Kennedy’s campaign for the presidency.
When recording began in
September 1963, Darin enlisted the support of several musicians closely
associated with the folk movement. Roger McGuinn, who had been hired away
from the Chad Mitchell Trio by Darin in early 1962, participated in the
sessions for both Earthy and Golden Folk Hits. He had also
toured with Darin and performed during the folk segment of his concerts
throughout 1962 and 1963. McGuinn later became famous as founder of the
seminal folk-rock group the Byrds.
Darin also employed the
Tarriers, along with ace session guitarist James Burton and a young Glen
Campbell. Legend has it that Phil Ochs, a firmly established member of the
Greenwich Village folk scene, attended the sessions as an observer.
The material chosen was
suitably “now” in folk circles. In addition to two songs each by Pete

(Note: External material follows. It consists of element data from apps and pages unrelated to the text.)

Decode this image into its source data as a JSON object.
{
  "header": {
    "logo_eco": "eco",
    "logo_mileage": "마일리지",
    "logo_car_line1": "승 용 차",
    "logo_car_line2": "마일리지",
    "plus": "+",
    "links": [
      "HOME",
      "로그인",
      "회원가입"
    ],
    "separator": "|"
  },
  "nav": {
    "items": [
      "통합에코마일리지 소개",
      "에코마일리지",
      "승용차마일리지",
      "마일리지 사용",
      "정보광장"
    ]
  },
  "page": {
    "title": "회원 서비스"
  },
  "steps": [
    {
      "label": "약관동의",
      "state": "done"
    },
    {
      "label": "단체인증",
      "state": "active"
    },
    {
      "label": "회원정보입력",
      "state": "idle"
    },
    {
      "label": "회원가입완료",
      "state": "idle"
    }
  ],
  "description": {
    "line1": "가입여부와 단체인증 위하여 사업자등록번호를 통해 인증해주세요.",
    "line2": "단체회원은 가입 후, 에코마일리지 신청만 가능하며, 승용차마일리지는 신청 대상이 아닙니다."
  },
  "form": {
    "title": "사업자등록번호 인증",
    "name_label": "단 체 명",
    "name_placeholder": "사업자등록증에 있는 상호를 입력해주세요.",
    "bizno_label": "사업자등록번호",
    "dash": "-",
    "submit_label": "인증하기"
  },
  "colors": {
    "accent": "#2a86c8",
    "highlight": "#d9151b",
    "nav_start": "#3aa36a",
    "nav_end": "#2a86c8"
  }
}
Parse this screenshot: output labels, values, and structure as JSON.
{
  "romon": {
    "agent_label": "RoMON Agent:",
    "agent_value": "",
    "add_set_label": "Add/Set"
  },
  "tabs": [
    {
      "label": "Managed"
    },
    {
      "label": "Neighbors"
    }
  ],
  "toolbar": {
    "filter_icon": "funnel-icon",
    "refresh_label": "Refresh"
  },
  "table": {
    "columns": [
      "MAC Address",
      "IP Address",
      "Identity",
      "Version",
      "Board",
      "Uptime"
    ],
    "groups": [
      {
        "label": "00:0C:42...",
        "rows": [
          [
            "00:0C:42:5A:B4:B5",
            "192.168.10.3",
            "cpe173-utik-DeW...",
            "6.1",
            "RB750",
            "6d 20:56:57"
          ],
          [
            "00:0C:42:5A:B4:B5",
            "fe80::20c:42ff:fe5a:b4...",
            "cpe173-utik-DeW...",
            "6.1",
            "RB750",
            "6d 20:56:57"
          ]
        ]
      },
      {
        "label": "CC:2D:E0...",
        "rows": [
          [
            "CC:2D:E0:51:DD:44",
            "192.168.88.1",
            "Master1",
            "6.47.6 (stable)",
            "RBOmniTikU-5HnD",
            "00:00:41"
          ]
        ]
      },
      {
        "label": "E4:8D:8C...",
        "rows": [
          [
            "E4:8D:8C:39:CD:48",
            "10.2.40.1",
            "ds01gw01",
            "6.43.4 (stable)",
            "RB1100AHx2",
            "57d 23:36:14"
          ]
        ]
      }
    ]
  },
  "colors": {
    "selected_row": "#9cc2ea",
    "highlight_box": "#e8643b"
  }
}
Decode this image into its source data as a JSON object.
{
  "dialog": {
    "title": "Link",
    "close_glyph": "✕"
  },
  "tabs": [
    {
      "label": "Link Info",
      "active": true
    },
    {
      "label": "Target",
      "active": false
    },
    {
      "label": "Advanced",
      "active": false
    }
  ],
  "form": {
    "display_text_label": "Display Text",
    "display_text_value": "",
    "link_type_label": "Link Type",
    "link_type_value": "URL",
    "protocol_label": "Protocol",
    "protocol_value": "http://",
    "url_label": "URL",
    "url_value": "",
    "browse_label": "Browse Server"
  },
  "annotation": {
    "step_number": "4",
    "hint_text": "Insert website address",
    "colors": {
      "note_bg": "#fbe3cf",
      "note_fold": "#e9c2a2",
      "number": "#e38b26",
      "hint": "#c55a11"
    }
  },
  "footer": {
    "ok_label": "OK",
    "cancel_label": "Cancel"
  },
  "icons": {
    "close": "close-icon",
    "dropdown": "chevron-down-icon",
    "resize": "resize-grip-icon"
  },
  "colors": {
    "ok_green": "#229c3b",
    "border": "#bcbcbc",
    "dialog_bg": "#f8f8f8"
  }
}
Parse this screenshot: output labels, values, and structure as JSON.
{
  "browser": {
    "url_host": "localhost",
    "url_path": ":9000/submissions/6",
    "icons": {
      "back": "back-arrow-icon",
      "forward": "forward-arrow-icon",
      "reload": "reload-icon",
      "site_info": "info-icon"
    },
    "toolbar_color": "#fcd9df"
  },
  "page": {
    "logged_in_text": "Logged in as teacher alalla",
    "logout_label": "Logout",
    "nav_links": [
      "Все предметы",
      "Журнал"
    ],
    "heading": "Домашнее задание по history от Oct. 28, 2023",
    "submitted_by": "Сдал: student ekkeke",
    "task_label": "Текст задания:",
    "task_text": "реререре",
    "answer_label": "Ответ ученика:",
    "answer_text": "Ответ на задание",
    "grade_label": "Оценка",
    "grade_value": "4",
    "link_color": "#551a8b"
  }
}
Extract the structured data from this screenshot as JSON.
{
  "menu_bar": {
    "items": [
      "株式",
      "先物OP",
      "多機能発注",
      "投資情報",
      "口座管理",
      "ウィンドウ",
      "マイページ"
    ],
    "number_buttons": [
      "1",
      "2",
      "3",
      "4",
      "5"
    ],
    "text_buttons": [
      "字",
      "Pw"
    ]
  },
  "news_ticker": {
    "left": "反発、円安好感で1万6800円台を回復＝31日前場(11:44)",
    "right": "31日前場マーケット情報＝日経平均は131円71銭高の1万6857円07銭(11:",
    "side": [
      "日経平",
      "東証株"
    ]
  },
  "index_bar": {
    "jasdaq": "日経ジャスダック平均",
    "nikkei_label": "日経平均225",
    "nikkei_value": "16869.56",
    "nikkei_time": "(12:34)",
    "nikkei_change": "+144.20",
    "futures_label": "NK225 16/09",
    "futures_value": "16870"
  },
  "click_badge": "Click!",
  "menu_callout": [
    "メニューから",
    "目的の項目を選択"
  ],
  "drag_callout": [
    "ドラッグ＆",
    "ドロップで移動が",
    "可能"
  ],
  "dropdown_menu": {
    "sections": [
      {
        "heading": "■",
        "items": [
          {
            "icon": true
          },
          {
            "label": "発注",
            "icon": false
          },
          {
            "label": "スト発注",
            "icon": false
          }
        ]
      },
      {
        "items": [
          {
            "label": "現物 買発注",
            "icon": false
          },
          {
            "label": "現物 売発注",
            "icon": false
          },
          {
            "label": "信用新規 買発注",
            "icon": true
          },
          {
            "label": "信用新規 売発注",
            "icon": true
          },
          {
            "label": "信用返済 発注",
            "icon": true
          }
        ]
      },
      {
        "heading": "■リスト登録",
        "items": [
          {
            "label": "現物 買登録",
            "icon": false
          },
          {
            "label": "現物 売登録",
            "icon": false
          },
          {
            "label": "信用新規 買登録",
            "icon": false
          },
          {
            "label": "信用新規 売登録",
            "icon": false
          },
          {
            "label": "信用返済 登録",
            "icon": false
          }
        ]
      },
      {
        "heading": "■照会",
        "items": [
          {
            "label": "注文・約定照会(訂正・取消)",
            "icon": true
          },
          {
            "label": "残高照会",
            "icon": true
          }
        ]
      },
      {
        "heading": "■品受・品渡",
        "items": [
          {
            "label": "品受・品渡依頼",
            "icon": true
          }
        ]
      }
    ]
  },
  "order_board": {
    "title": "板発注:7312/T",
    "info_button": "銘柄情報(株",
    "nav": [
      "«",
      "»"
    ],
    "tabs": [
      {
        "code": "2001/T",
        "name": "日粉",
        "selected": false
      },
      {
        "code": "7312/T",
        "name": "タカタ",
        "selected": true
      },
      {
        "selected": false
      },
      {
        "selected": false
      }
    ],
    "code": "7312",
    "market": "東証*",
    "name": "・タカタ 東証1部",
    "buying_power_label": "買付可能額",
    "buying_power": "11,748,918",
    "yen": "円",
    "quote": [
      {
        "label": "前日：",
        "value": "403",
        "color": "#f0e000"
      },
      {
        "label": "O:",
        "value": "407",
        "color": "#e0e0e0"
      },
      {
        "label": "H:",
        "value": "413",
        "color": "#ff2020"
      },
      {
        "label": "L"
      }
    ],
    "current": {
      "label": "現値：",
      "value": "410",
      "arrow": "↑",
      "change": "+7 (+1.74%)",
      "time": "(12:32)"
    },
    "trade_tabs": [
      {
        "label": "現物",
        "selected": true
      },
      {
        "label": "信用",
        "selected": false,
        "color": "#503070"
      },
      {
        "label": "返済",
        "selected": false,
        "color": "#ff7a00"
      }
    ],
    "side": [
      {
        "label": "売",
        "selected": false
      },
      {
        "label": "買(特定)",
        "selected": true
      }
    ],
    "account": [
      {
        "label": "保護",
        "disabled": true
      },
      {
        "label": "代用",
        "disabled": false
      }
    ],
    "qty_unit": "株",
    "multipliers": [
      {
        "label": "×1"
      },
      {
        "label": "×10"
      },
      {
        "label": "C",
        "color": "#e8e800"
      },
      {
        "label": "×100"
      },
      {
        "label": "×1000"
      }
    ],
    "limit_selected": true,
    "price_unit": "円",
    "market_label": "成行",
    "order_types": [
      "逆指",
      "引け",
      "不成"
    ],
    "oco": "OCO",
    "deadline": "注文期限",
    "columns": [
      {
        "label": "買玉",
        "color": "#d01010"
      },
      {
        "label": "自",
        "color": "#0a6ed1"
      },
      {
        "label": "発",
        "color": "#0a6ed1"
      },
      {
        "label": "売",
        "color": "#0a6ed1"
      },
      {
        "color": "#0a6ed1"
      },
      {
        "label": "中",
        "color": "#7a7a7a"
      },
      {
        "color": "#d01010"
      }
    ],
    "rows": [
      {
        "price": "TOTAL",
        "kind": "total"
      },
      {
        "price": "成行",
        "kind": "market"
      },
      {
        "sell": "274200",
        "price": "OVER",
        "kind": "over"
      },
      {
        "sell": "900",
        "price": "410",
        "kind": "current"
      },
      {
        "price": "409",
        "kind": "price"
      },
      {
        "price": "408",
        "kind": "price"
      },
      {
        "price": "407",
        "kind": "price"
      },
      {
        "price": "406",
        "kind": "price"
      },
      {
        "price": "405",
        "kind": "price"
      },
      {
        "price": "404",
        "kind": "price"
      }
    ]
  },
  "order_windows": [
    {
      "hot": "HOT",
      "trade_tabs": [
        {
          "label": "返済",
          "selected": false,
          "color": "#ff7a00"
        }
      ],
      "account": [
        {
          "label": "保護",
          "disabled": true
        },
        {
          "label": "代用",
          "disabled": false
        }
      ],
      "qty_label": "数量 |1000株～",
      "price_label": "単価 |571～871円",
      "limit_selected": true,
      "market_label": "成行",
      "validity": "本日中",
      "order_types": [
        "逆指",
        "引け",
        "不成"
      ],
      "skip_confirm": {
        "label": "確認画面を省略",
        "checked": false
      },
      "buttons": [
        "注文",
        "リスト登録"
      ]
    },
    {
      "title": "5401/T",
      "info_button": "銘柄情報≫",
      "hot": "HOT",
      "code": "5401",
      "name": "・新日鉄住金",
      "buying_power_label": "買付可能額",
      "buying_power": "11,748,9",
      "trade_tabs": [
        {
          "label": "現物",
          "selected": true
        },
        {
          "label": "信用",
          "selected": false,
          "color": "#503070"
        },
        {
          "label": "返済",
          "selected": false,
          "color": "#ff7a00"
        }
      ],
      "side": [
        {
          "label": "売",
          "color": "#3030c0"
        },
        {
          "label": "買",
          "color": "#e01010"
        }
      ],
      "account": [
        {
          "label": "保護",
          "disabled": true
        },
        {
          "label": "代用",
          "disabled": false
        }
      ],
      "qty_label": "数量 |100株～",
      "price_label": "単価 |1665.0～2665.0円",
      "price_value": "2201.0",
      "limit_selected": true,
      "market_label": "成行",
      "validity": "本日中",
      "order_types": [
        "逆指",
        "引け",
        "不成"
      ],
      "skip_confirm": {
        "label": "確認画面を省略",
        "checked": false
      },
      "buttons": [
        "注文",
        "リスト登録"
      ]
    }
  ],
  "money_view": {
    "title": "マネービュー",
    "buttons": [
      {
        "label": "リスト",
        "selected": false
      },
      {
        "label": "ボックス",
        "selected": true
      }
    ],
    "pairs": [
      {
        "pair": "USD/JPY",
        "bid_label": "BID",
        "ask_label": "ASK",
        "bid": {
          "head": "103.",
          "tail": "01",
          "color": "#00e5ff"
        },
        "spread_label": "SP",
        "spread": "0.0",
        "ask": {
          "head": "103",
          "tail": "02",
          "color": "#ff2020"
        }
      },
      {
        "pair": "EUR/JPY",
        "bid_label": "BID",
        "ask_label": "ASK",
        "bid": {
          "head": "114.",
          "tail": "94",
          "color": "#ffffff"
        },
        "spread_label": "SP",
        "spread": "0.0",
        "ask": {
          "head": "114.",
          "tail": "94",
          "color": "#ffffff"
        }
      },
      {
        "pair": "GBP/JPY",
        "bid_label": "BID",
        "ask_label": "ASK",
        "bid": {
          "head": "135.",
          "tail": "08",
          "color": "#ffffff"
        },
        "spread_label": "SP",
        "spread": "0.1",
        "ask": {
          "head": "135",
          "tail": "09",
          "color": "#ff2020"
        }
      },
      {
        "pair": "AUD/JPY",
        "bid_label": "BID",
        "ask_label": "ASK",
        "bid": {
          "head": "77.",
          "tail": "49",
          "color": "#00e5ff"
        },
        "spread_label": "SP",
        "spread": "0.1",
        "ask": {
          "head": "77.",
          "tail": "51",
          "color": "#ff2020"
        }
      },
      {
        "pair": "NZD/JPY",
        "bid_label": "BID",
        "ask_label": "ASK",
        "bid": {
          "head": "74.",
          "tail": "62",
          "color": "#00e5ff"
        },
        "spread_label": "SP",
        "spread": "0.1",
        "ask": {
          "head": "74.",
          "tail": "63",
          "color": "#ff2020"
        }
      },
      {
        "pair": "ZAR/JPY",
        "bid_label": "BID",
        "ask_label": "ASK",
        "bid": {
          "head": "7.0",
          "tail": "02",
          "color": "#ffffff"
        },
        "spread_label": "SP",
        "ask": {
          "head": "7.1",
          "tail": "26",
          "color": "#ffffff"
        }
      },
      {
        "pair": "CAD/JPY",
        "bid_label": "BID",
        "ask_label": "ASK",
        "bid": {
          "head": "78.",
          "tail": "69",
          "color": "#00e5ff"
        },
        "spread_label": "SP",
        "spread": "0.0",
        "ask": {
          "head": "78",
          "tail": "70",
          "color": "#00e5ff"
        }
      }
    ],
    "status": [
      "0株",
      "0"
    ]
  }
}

Seeger and Bob Dylan, songs popularized by Kingston Trio and the New
Christy Minstrels are included. By featuring such material, Darin hoped to
bring even greater popular exposure to the genre.
While somewhat less diverse
than Earthy, Golden Folk Hits is more cohesive. The
instrumentation consists largely of two or three guitars and bass. Nearly
every tune is taken at an up-tempo, creating a buoyant, joyous atmosphere.
Aside from the ruminations of “Where Have All The Flowers Gone?” and
“Blowin’ In The Wind,” the only true ballad on the album is the
haunting “Why Daddy Why.”
Once again, spirituals play a
prominent role, opening each side of the LP. “Mary Don’t You Weep”
and “Michael Row the Boat Ashore” are traditional gospel tunes given
an upbeat treatment. Pete Seeger’s “Where Have All The Flowers Gone”
is performed at a moderate tempo, followed by the exuberance of “The
Bob Dylan’s work is
represented by “Don’t Think Twice, It’s Alright” and “Blowin’
In the Wind.” Darin was an early champion of Dylan’s work, featuring
“Don’t Think Twice” in his shows before anyone outside of folk
circles had heard of him. By selecting these particular tunes, Darin
effectively demonstrates Dylan’s range as a songwriter. The good-natured
humor of “Don’t Think Twice” serves as counterpoint to the poetic
philosophy of “Blowin’ In The Wind.”
Other highlights include a
soulful reading of “
,” “Settle Down,” which features a stellar James Burton guitar lead,
and the uplifting “Train to the Sky.”
Golden Folk Hits
released in November 1963. It had been a busy year for Darin. In addition
to the three albums released earlier that year by Capitol, Atco had
released an album of material that had been recorded in 1960. As a result,
GFH was the fifth release to reach market during that year. Perhaps
due to market saturation, the album failed to chart and remained largely
unknown until today.
Darin would revisit the folk
genre with great success with “If I Were A Carpenter.” While that tune
and the 1966 album of the same name are well known, listening to this CD
confirms that Darin was on to something years earlier. As Bobby Darin fans
know all too well, that was simply par for the course.